YOUR OBJECTIVE: If any record holds an image, omit the image and print the rest exactly.

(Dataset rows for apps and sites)
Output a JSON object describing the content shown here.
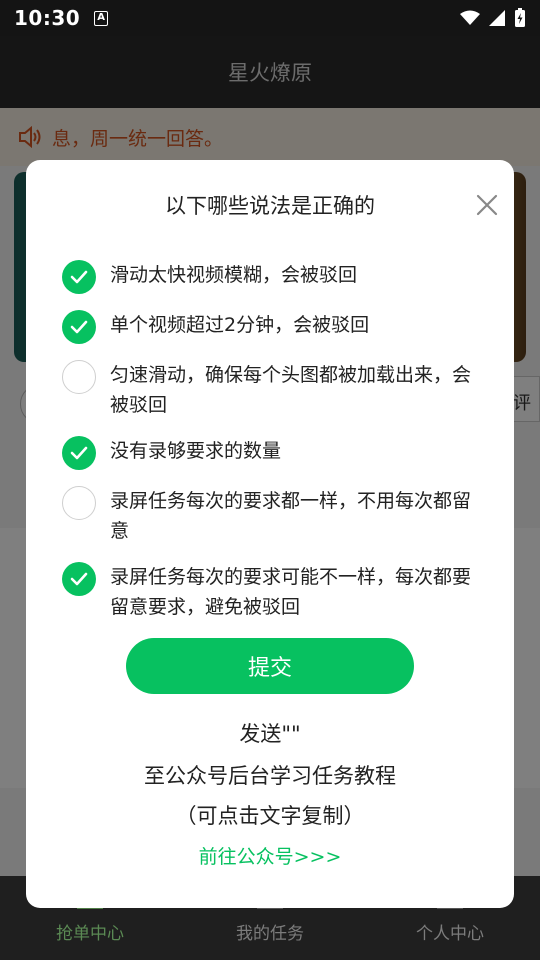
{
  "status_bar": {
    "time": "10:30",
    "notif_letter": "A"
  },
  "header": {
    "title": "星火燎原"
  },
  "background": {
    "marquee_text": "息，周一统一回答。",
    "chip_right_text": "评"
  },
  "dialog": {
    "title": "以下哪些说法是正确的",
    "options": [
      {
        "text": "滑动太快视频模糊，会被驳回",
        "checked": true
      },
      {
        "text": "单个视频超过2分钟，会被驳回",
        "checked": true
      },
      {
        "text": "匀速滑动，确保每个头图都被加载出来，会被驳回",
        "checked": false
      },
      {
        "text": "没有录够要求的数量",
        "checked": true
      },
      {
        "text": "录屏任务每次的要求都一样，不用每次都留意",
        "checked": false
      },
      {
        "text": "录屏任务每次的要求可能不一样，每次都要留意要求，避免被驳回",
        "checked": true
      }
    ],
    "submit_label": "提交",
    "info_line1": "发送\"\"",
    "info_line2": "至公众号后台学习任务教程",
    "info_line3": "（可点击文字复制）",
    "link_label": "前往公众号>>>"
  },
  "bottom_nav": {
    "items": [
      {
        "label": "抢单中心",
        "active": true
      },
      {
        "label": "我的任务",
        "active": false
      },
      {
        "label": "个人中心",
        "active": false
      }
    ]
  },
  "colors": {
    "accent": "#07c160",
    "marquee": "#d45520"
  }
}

EXERCISE OUTPUT:
Output a JSON object describing the content shown here.
{
  "status_bar": {
    "time": "10:30",
    "notif_letter": "A"
  },
  "header": {
    "title": "星火燎原"
  },
  "background": {
    "marquee_text": "息，周一统一回答。",
    "chip_right_text": "评"
  },
  "dialog": {
    "title": "以下哪些说法是正确的",
    "options": [
      {
        "text": "滑动太快视频模糊，会被驳回",
        "checked": true
      },
      {
        "text": "单个视频超过2分钟，会被驳回",
        "checked": true
      },
      {
        "text": "匀速滑动，确保每个头图都被加载出来，会被驳回",
        "checked": false
      },
      {
        "text": "没有录够要求的数量",
        "checked": true
      },
      {
        "text": "录屏任务每次的要求都一样，不用每次都留意",
        "checked": false
      },
      {
        "text": "录屏任务每次的要求可能不一样，每次都要留意要求，避免被驳回",
        "checked": true
      }
    ],
    "submit_label": "提交",
    "info_line1": "发送\"\"",
    "info_line2": "至公众号后台学习任务教程",
    "info_line3": "（可点击文字复制）",
    "link_label": "前往公众号>>>"
  },
  "bottom_nav": {
    "items": [
      {
        "label": "抢单中心",
        "active": true
      },
      {
        "label": "我的任务",
        "active": false
      },
      {
        "label": "个人中心",
        "active": false
      }
    ]
  },
  "colors": {
    "accent": "#07c160",
    "marquee": "#d45520"
  }
}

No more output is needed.